Various farming associations in Palawan have received some P12 million worth of farming machinery for off-season farming of vegetables as one of the three pilot provinces in the country.

Dir. Gerald Glenn Panganiban, program director of the National Urban and Peri-Urban Agriculture and High-Value Crops Initiative, said Palawan was chosen because of its resilience to climate change and its potential to be a food basket in the future.

The budget was allocated to Palawan after local officials learned about farmers’ need for machinery in vegetable production during the Usapang Palawan Summit in 2022.

“Nakikita natin yong klima at of course ang farmers natin ay masisipag—nowadays, climate change ay nandyan, sabi nga binabaha na tayo minsan tag-init but with the new technology and varieties to be planted, nakikita natin Palawan could be the next food basket maybe,” he said.

Program director of the National Urban and Peri-Urban Agriculture and High-Value Crops Dir. Glenn Panganiban explains inclusion of Palawan as one of the three provinces to receive for off-season farming inputs and machinery.

As an island province, Palawan could have food security within its borders, he added.

Palawan, Bukidnon, and Iloilo are the three provinces that will get help from the department to grow vegetables when it’s not their season.

“Bakit ang Palawan? Madaling mag-adapt sabi ni director Glenn and the same time, hindi masyadong bagyuhin, daanan at calamity-wise, wala rin tayong earthquake. Hopefully, ay wag na rin dahil binabagyo na tayo kahit papaano— pero kaya naman natin mag-cope,” regional executive director Engr. Maria Christine Inting explained.

The pandemic also brought the realization of the need for its food supply due to experienced restrictions in delivering food supply and agricultural products, Panganiban added.

“Ang gusto natin, it’s either you produce locally or you produce close to the population center,” he said.

As Palawan’s economy slowly starts to open up to tourists, it also needs to make sure it has enough food.

“Marami kayong mouth ifi-feed from the outside, we have to be resilient and food secure dito sa probinsya,” he added.

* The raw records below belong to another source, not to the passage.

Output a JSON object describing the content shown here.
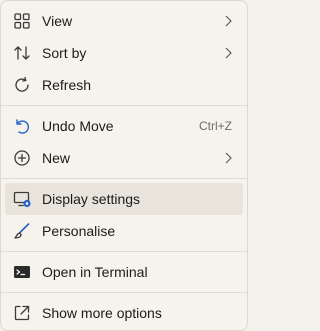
{
  "menu": {
    "items": [
      {
        "label": "View",
        "icon": "view-icon",
        "has_submenu": true
      },
      {
        "label": "Sort by",
        "icon": "sort-icon",
        "has_submenu": true
      },
      {
        "label": "Refresh",
        "icon": "refresh-icon",
        "has_submenu": false
      },
      {
        "label": "Undo Move",
        "icon": "undo-icon",
        "shortcut": "Ctrl+Z"
      },
      {
        "label": "New",
        "icon": "new-icon",
        "has_submenu": true
      },
      {
        "label": "Display settings",
        "icon": "display-settings-icon",
        "highlighted": true
      },
      {
        "label": "Personalise",
        "icon": "brush-icon"
      },
      {
        "label": "Open in Terminal",
        "icon": "terminal-icon"
      },
      {
        "label": "Show more options",
        "icon": "show-more-icon"
      }
    ]
  },
  "colors": {
    "accent": "#2563c9",
    "background": "#f6f3ed",
    "highlight": "#e8e4dc",
    "text": "#1b1b1b"
  }
}
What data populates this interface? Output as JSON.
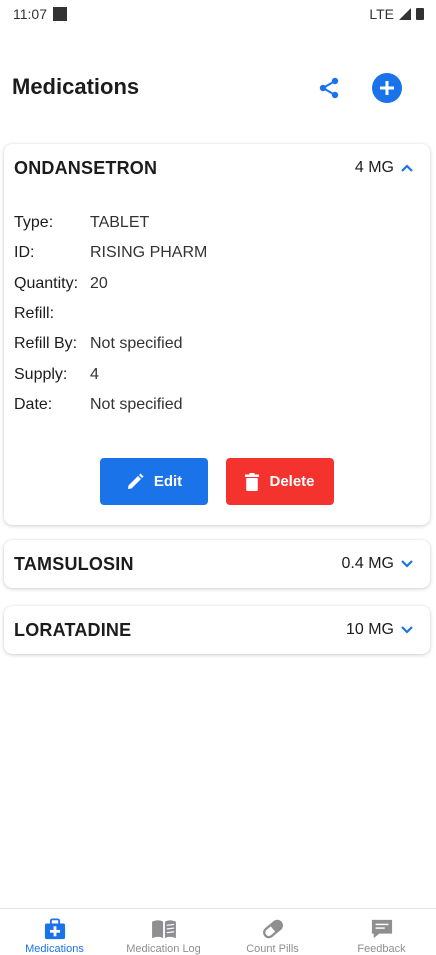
{
  "status_bar": {
    "time": "11:07",
    "network": "LTE"
  },
  "header": {
    "title": "Medications"
  },
  "medications": [
    {
      "name": "ONDANSETRON",
      "dose": "4 MG",
      "expanded": true,
      "details": [
        {
          "label": "Type:",
          "value": "TABLET"
        },
        {
          "label": "ID:",
          "value": "RISING PHARM"
        },
        {
          "label": "Quantity:",
          "value": "20"
        },
        {
          "label": "Refill:",
          "value": ""
        },
        {
          "label": "Refill By:",
          "value": "Not specified"
        },
        {
          "label": "Supply:",
          "value": "4"
        },
        {
          "label": "Date:",
          "value": "Not specified"
        }
      ],
      "edit_label": "Edit",
      "delete_label": "Delete"
    },
    {
      "name": "TAMSULOSIN",
      "dose": "0.4 MG",
      "expanded": false
    },
    {
      "name": "LORATADINE",
      "dose": "10 MG",
      "expanded": false
    }
  ],
  "bottom_nav": [
    {
      "label": "Medications",
      "icon": "medkit-icon",
      "active": true
    },
    {
      "label": "Medication Log",
      "icon": "book-icon",
      "active": false
    },
    {
      "label": "Count Pills",
      "icon": "pill-icon",
      "active": false
    },
    {
      "label": "Feedback",
      "icon": "feedback-icon",
      "active": false
    }
  ],
  "colors": {
    "accent": "#1a73e8",
    "danger": "#f4332e",
    "text": "#1c1c1e",
    "muted": "#8e8e93"
  }
}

The machinery and farm input given were 16 units of multi-tiller/cultivator, five sets of biomass shredders with tea brewer, assorted vegetable seeds, 1,380 pieces of plastic crates, 14 rolls of UV films, 200 rolls of plastic mulch, 300 bags of fortified organic fertilizer, 1,000 L of organic foliar fertilizer, and 497 packs of organic foliar plant growth enhancer.

Romeo Palao, the focal person of the high-value crops development program (HVCDP) in Palawan, said that the province is also working on cultivating vegetables to fill the need for local demand.

“Pwedeng madouble or triple ito, very important don, during off-season na hindi sila nakakapagtanim dahil sa availability ng mga intervention na ito, ngayon ay makaka-augment o maka-support sa pangangailangan ng mga taga-Puerto Princesa at Palawan,” Palao said.

For farmers like Nora Vallega of Taytay, the interventions would help them improve their production even during the rainy season. Machinery will also help save the time of farmers in the field. Vallega is the president of the Taytay Vegetable Grower Association, which has 48 members from the community.

“Maganda kasi pag nagharvest kami ay pwede namin mapaglagyan pati kung magdideliver kami kasi magaan. Kasi sa totoo lang, hindi kagandahan na maglalagay ng produkto sa isang lalagyan na sobrang dami kasi nabubugbog ang mga gulay,” she said.

Previous articlePDP-Laban backs Malacañang’ move to summon Chinese envoy over laser incident
Next articleNapocor, PALECO announce scheduled power outage for February 18-19
is one of the senior reporters of Palawan News. She covers agriculture, business, and different feature stories. Her interests are collecting empty bottles, aesthetic earrings, and anything that is color yellow.